Cynically, Carcass dissects us with ‘No Love Lost’. Jeff Walker is in fine form leading fans through ‘This Mortal Coil’ while Bill Steer and trade harmonies, which are greeted by a flurry of, devil horns.
‘Reek Of Putrefaction’ sounds as fresh as it did in 1987. Ken Owen’s obligatory guest drum solo, now played by new drummer Daniel Wilding, is always a heart warmer before the coup de grace of ‘Keep On Rotting In The Free World’ brings the curtain down on the finest Damnation yet.

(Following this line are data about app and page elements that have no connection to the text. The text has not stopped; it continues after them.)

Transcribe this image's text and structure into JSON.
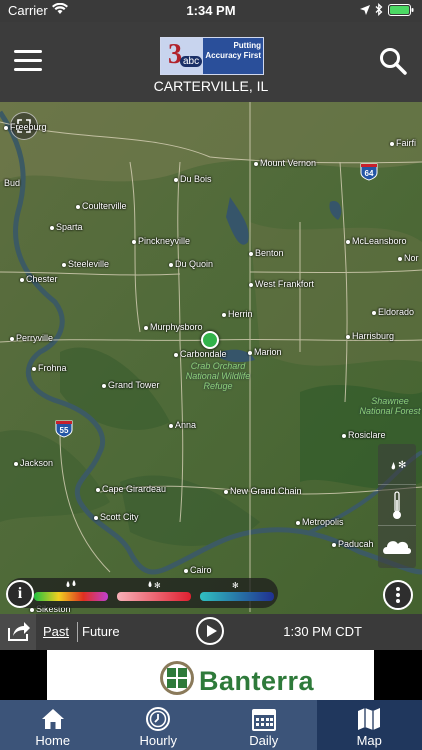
{
  "status_bar": {
    "carrier": "Carrier",
    "time": "1:34 PM"
  },
  "header": {
    "logo": {
      "channel": "3",
      "network": "abc",
      "tagline": "Putting Accuracy First"
    },
    "location": "CARTERVILLE, IL"
  },
  "map": {
    "cities": [
      "Freeburg",
      "Mount Vernon",
      "Fairfi",
      "Du Bois",
      "Bud",
      "Coulterville",
      "Sparta",
      "Pinckneyville",
      "McLeansboro",
      "Steeleville",
      "Du Quoin",
      "Benton",
      "Nor",
      "Chester",
      "West Frankfort",
      "Eldorado",
      "Herrin",
      "Perryville",
      "Murphysboro",
      "Harrisburg",
      "Carbondale",
      "Marion",
      "Frohna",
      "Grand Tower",
      "Anna",
      "Rosiclare",
      "Jackson",
      "Cape Girardeau",
      "New Grand Chain",
      "Scott City",
      "Metropolis",
      "Paducah",
      "Cairo",
      "Sikeston",
      "Be"
    ],
    "protected_areas": [
      "Crab Orchard National Wildlife Refuge",
      "Shawnee National Forest"
    ],
    "highways": [
      "64",
      "55"
    ],
    "legend": {
      "colors": [
        "#20c040",
        "#f0d020",
        "#e03020",
        "#c040d0",
        "#f8b0b8",
        "#e02030",
        "#30c0c0",
        "#203090"
      ]
    }
  },
  "timeline": {
    "past_label": "Past",
    "future_label": "Future",
    "time": "1:30 PM CDT"
  },
  "ad": {
    "brand": "Banterra"
  },
  "tabs": [
    {
      "label": "Home",
      "icon": "home-icon"
    },
    {
      "label": "Hourly",
      "icon": "clock-icon"
    },
    {
      "label": "Daily",
      "icon": "calendar-icon"
    },
    {
      "label": "Map",
      "icon": "map-icon"
    }
  ]
}
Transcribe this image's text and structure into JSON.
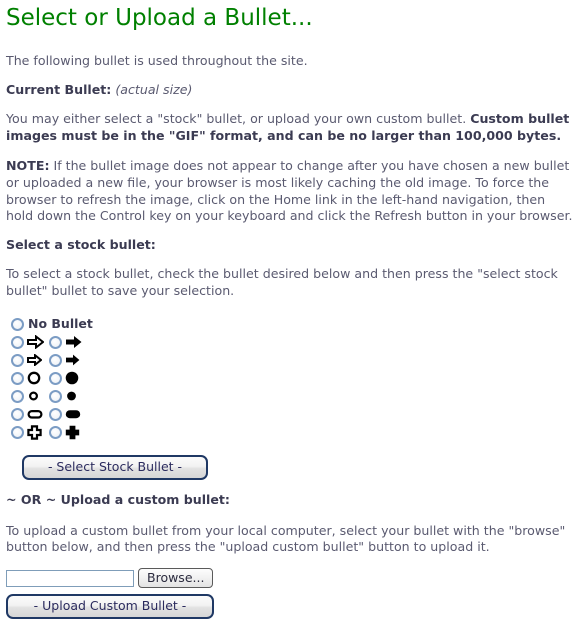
{
  "page": {
    "title": "Select or Upload a Bullet...",
    "title_color": "#008000",
    "intro": "The following bullet is used throughout the site.",
    "current_bullet_label": "Current Bullet:",
    "current_bullet_note": "(actual size)",
    "explain_plain": "You may either select a \"stock\" bullet, or upload your own custom bullet. ",
    "explain_bold": "Custom bullet images must be in the \"GIF\" format, and can be no larger than 100,000 bytes.",
    "note_label": "NOTE:",
    "note_text": " If the bullet image does not appear to change after you have chosen a new bullet or uploaded a new file, your browser is most likely caching the old image. To force the browser to refresh the image, click on the Home link in the left-hand navigation, then hold down the Control key on your keyboard and click the Refresh button in your browser."
  },
  "stock_section": {
    "heading": "Select a stock bullet:",
    "instructions": "To select a stock bullet, check the bullet desired below and then press the \"select stock bullet\" bullet to save your selection.",
    "no_bullet_label": "No Bullet",
    "submit_label": "- Select Stock Bullet -",
    "rows": [
      {
        "left": {
          "icon": "arrow-right-outline-large-icon",
          "selected": false
        },
        "right": {
          "icon": "arrow-right-solid-large-icon",
          "selected": false
        }
      },
      {
        "left": {
          "icon": "arrow-right-outline-small-icon",
          "selected": false
        },
        "right": {
          "icon": "arrow-right-solid-small-icon",
          "selected": false
        }
      },
      {
        "left": {
          "icon": "circle-outline-large-icon",
          "selected": false
        },
        "right": {
          "icon": "circle-solid-large-icon",
          "selected": false
        }
      },
      {
        "left": {
          "icon": "circle-outline-small-icon",
          "selected": false
        },
        "right": {
          "icon": "circle-solid-small-icon",
          "selected": false
        }
      },
      {
        "left": {
          "icon": "rounded-rect-outline-icon",
          "selected": false
        },
        "right": {
          "icon": "rounded-rect-solid-icon",
          "selected": false
        }
      },
      {
        "left": {
          "icon": "cross-outline-icon",
          "selected": false
        },
        "right": {
          "icon": "cross-solid-icon",
          "selected": false
        }
      }
    ]
  },
  "upload_section": {
    "heading": "~ OR ~ Upload a custom bullet:",
    "instructions": "To upload a custom bullet from your local computer, select your bullet with the \"browse\" button below, and then press the \"upload custom bullet\" button to upload it.",
    "file_value": "",
    "file_placeholder": "",
    "browse_label": "Browse...",
    "submit_label": "- Upload Custom Bullet -"
  }
}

The undeniable plaudits for Damnation 2013 must be delivered with a hint of caution. Many revellers attempting to take in all of the bands complained of exhaustion and certain overlaps, which robbed fans of either the beginning or culmination of many sets – often the most dramatic areas of a live set. There may be an argument for a few less bands in future: overall, however, Gavin McNally and crew once again deserve high praise for a truly mammoth event.
Words: Paul Quinn and Ross Baker
Photos: SAR PHOTOGRAPHY